Conservative art criticism was the hallmark of Art in Australia , a popular journal, whose founder and editor Sydney George Ure Smith — promoted the view that correct drawing and observation of nature were the sine qua non of great art; and "whatever lay behind an art object must be drawn from the knowledge of its physical presence. The conservatism of Ure Smith and the critics and artists in his circle may be related to one effect of the recently ended world war; it caused many in Australia, as elsewhere, to feel nostalgic for the nineteenth century—a period the artist and critic Lionel Lindsay referred to as the time before the world was "disturbed by the machine, the craze for speed and cheap luxury.
In Lindsay wrote an article on the work of Fantin-Latour in Art in Australia ,in which he called Fantin the successor to Chardin:. He is best and deservedly known as a painter of flowers. In this province he stands alone, continuing the tradition of Chardin, intimate and unmannered. His instinct for arranging flowers in their right setting is, like his taste, faultless, because it is so unpretentious.

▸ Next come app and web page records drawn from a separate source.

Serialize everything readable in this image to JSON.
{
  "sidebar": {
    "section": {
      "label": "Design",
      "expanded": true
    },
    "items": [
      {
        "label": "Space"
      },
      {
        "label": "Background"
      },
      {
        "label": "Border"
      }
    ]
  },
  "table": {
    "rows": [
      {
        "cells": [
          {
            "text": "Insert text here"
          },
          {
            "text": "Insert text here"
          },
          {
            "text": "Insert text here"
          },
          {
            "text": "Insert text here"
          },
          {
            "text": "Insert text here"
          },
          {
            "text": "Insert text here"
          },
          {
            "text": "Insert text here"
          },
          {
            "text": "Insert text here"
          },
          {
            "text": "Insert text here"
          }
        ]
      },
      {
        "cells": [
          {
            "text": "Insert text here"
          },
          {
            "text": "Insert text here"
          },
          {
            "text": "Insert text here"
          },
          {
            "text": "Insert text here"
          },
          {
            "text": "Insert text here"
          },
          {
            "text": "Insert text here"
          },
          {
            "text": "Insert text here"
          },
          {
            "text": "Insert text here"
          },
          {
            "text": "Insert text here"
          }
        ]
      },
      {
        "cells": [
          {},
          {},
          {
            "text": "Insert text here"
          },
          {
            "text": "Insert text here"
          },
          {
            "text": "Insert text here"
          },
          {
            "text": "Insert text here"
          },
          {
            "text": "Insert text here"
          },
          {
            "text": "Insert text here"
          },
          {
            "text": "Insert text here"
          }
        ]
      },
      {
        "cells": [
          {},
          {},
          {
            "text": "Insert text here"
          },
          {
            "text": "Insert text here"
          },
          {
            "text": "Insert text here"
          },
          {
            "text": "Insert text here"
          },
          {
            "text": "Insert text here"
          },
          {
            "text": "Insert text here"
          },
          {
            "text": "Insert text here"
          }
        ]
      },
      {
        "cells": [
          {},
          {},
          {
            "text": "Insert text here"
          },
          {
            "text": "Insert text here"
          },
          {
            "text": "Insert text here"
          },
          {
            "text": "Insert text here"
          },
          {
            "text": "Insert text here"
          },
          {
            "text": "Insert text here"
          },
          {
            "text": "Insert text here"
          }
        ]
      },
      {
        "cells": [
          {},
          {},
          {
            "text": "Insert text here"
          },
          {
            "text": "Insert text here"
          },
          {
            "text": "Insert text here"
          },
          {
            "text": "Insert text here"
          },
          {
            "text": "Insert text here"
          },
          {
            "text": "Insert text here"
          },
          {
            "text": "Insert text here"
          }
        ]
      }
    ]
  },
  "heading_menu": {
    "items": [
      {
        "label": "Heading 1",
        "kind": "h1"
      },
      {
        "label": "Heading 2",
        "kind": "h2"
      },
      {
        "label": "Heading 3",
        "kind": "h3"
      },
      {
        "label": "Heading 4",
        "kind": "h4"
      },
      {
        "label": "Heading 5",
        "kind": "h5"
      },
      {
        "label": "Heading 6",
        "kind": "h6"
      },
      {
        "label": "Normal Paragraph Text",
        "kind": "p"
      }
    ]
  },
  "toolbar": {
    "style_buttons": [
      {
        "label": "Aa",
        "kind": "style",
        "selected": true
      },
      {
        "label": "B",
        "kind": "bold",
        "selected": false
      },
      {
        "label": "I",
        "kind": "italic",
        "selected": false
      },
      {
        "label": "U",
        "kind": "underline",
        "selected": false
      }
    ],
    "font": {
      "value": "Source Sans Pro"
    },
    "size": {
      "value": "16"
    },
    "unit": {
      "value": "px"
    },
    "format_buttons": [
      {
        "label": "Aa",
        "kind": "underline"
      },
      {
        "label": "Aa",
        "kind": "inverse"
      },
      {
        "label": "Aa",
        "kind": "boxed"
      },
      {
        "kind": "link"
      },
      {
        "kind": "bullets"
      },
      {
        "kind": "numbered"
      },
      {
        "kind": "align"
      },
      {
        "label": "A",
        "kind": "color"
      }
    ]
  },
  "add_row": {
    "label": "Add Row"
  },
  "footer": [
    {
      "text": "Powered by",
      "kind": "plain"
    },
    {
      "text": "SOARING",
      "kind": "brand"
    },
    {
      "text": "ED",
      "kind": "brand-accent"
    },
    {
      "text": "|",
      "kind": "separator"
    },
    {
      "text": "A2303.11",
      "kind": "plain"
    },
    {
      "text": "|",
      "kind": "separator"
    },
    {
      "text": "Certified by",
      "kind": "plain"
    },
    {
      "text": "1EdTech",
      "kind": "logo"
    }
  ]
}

He never forced his subject, but liberated the charm which had attracted him, and of the flower, he gives us everything but its scent. Lindsay further explained the connection he saw between Fantin-Latour and Chardin, finding in both the virtue of a "quiet relationship of the painter with his subject-matter [that] is entirely absent from modernist work. Once the fashion of the hour has passed, there is no escape from the inquiring eye of truth. Then is the masquerader unmasked, the hireling stripped of his temporary honours. Only the true artist, clad in his native sincerity, shall survive. In a passage in an article on the Australian artist Hans Heysen, Lindsay discussed what he saw as Fantin's greatest strength, namely his sensitivity to the beauty of simple things:.
To paint flowers well one must have a special temperament. The freshness and fragility, the brief splendor of the flower's life—apotheosis of "Useless Beauty"—which spends its essence in a day, may only be captured by a sensitive mind and an able hand.